[Material to process Boundary: Start]

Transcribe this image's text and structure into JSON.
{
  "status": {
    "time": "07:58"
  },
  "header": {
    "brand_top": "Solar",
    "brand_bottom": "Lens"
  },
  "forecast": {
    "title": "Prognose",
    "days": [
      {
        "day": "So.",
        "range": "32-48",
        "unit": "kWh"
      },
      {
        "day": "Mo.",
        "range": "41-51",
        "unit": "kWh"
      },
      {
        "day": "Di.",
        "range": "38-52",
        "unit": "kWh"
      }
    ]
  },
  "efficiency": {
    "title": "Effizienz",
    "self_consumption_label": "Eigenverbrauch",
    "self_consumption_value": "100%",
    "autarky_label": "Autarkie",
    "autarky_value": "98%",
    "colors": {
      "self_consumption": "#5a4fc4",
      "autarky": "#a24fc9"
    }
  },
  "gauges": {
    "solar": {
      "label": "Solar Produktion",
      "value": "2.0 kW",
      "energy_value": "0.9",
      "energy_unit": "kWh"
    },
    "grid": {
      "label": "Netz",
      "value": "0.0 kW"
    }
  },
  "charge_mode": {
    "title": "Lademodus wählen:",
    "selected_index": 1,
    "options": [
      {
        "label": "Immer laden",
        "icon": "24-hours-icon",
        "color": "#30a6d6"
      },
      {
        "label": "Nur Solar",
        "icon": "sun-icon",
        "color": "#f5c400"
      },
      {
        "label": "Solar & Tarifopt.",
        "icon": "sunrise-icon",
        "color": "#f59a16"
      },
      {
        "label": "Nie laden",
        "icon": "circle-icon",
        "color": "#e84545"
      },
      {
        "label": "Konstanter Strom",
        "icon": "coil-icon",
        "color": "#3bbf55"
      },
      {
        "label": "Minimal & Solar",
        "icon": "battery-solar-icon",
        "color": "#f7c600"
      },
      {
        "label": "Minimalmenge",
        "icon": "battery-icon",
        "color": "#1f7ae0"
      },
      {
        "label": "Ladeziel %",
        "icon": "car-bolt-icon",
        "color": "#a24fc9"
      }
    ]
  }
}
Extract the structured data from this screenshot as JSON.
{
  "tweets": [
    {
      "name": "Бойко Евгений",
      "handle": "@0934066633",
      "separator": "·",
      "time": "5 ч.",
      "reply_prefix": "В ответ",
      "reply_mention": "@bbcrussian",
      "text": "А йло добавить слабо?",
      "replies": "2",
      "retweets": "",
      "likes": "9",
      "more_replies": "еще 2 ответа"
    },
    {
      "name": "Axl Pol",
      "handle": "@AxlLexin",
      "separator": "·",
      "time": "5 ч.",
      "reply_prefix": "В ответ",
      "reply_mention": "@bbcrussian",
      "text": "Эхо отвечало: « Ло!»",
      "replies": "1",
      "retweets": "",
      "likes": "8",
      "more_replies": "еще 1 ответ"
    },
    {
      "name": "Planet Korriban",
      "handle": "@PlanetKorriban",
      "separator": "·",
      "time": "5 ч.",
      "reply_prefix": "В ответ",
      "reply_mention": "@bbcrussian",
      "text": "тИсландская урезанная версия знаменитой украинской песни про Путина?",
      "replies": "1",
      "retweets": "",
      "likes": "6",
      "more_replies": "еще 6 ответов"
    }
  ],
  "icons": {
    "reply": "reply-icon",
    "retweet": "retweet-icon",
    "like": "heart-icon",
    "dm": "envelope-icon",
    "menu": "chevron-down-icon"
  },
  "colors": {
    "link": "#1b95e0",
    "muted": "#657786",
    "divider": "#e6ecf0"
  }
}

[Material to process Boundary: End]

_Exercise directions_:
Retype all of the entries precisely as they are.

_Written response_:
Transcribe this image's text and structure into JSON.
{
  "status": {
    "time": "07:58"
  },
  "header": {
    "brand_top": "Solar",
    "brand_bottom": "Lens"
  },
  "forecast": {
    "title": "Prognose",
    "days": [
      {
        "day": "So.",
        "range": "32-48",
        "unit": "kWh"
      },
      {
        "day": "Mo.",
        "range": "41-51",
        "unit": "kWh"
      },
      {
        "day": "Di.",
        "range": "38-52",
        "unit": "kWh"
      }
    ]
  },
  "efficiency": {
    "title": "Effizienz",
    "self_consumption_label": "Eigenverbrauch",
    "self_consumption_value": "100%",
    "autarky_label": "Autarkie",
    "autarky_value": "98%",
    "colors": {
      "self_consumption": "#5a4fc4",
      "autarky": "#a24fc9"
    }
  },
  "gauges": {
    "solar": {
      "label": "Solar Produktion",
      "value": "2.0 kW",
      "energy_value": "0.9",
      "energy_unit": "kWh"
    },
    "grid": {
      "label": "Netz",
      "value": "0.0 kW"
    }
  },
  "charge_mode": {
    "title": "Lademodus wählen:",
    "selected_index": 1,
    "options": [
      {
        "label": "Immer laden",
        "icon": "24-hours-icon",
        "color": "#30a6d6"
      },
      {
        "label": "Nur Solar",
        "icon": "sun-icon",
        "color": "#f5c400"
      },
      {
        "label": "Solar & Tarifopt.",
        "icon": "sunrise-icon",
        "color": "#f59a16"
      },
      {
        "label": "Nie laden",
        "icon": "circle-icon",
        "color": "#e84545"
      },
      {
        "label": "Konstanter Strom",
        "icon": "coil-icon",
        "color": "#3bbf55"
      },
      {
        "label": "Minimal & Solar",
        "icon": "battery-solar-icon",
        "color": "#f7c600"
      },
      {
        "label": "Minimalmenge",
        "icon": "battery-icon",
        "color": "#1f7ae0"
      },
      {
        "label": "Ladeziel %",
        "icon": "car-bolt-icon",
        "color": "#a24fc9"
      }
    ]
  }
}
Extract the structured data from this screenshot as JSON.
{
  "tweets": [
    {
      "name": "Бойко Евгений",
      "handle": "@0934066633",
      "separator": "·",
      "time": "5 ч.",
      "reply_prefix": "В ответ",
      "reply_mention": "@bbcrussian",
      "text": "А йло добавить слабо?",
      "replies": "2",
      "retweets": "",
      "likes": "9",
      "more_replies": "еще 2 ответа"
    },
    {
      "name": "Axl Pol",
      "handle": "@AxlLexin",
      "separator": "·",
      "time": "5 ч.",
      "reply_prefix": "В ответ",
      "reply_mention": "@bbcrussian",
      "text": "Эхо отвечало: « Ло!»",
      "replies": "1",
      "retweets": "",
      "likes": "8",
      "more_replies": "еще 1 ответ"
    },
    {
      "name": "Planet Korriban",
      "handle": "@PlanetKorriban",
      "separator": "·",
      "time": "5 ч.",
      "reply_prefix": "В ответ",
      "reply_mention": "@bbcrussian",
      "text": "тИсландская урезанная версия знаменитой украинской песни про Путина?",
      "replies": "1",
      "retweets": "",
      "likes": "6",
      "more_replies": "еще 6 ответов"
    }
  ],
  "icons": {
    "reply": "reply-icon",
    "retweet": "retweet-icon",
    "like": "heart-icon",
    "dm": "envelope-icon",
    "menu": "chevron-down-icon"
  },
  "colors": {
    "link": "#1b95e0",
    "muted": "#657786",
    "divider": "#e6ecf0"
  }
}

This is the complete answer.